Specifically, he added, the company’s data product can capture whenever a cardholder marks a transaction using their cards at any location. Its identity product provides a way to verify a cardholder identity. And, its payouts product gives companies a way to put money back onto an employee’s card.
“Once consent is captured from consumers, developers can then capture payment information in real time, and then use that payment event to make real-time decisions programmatically on each purchase and then trigger events off the back of that,” Subrata said. “And once you do that, you can start creating experiences that can really transform the way we do things and fix broken processes and drive new value for consumers that otherwise wouldn’t have been possible.” For example, a company can question in real time if a purchase adheres to its policy.
Fidel API has offices in its home base of London as well as in Lisbon, Portugal, and New York.
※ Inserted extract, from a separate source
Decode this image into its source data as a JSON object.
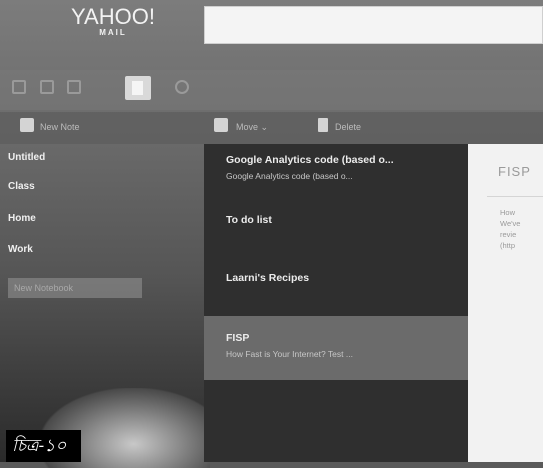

Presently, it has 130 employees distributed globally. It plans to use its new capital to double its headcount, with an emphasis on engineering, sales and product hires, as well as invest in existing products and newer product capabilities across identity verification, consent management and payments.
“We’re in hyper growth mode,” Subrata told TechCrunch. “And this capital will help us continue to accelerate down that path. The vision and the path forward is really clear. Today, it’s really just execution.”
Since launching its offering in 2018, Fidel API says it has entered markets across North America, Europe, Asia Pacific and the Middle East.
Solving for expense management
There are a number of U.S.-based players in the crowded expense and spend management space, including Ramp, Airbase, Brex and TripActions, among others. They are mostly focused on North America, for now.
Merritt Hummer, partner at Bain Capital Ventures, said she doesn’t view Fidel API as a competitor to expense management players, but rather an enabler of them.
“In fact, Fidel API can augment the business models of expense management platforms by allowing them to track spend on any third-party card, not just branded cards issued by the expense management company,” she told TechCrunch. “And for expense management platforms that don’t want to issue cards at all, Fidel API provides them with the ability to match the capabilities of platforms that do issue their own cards. Ultimately, employees should be able to use any card they want without degrading their user experience or reimbursement speed. Fidel API enables that future.”
She believes that Fidel API stands out from other infrastructure players in that it offers real-time connectivity to the major card networks.
“There is no other platform out there that gives startups and enterprises the ability to leverage real-time card transaction data.”
The applications of real-time, granular card transaction data are vast, she continued.
“Just look at the wave of innovation in expense management right now. Startups are popping up all over the world to solve the universal pain point of managing employee expenses,” Hummer told TechCrunch. “Fidel API is uniquely suited to this use case because it provides real-time, highly granular and accurate spend data. All of these elements are important in the context of employee expenses, where precise, timely information is key to manage approvals and reimburse employees.”
Along that same vein, Ramp earlier this year — when it announced it was expanding into the travel space — said it was now able to give companies the ability to create travel policies with air travel, lodging and per diem limits that would “automatically get enforced.” For example, managers would get real-time alerts when employees spend out-of-policy.
Meanwhile, Hummer added that generally, the financial services industry is “marching toward a faster, more digitized and less expensive phase,” with automation replacing manual processes across the whole industry.
“API platforms like Fidel play a big role in this transition because they facilitate seamless information transfer between parties,” she told TechCrunch. “In the past, information like card transaction data would have to be transferred in batches or with human involvement.”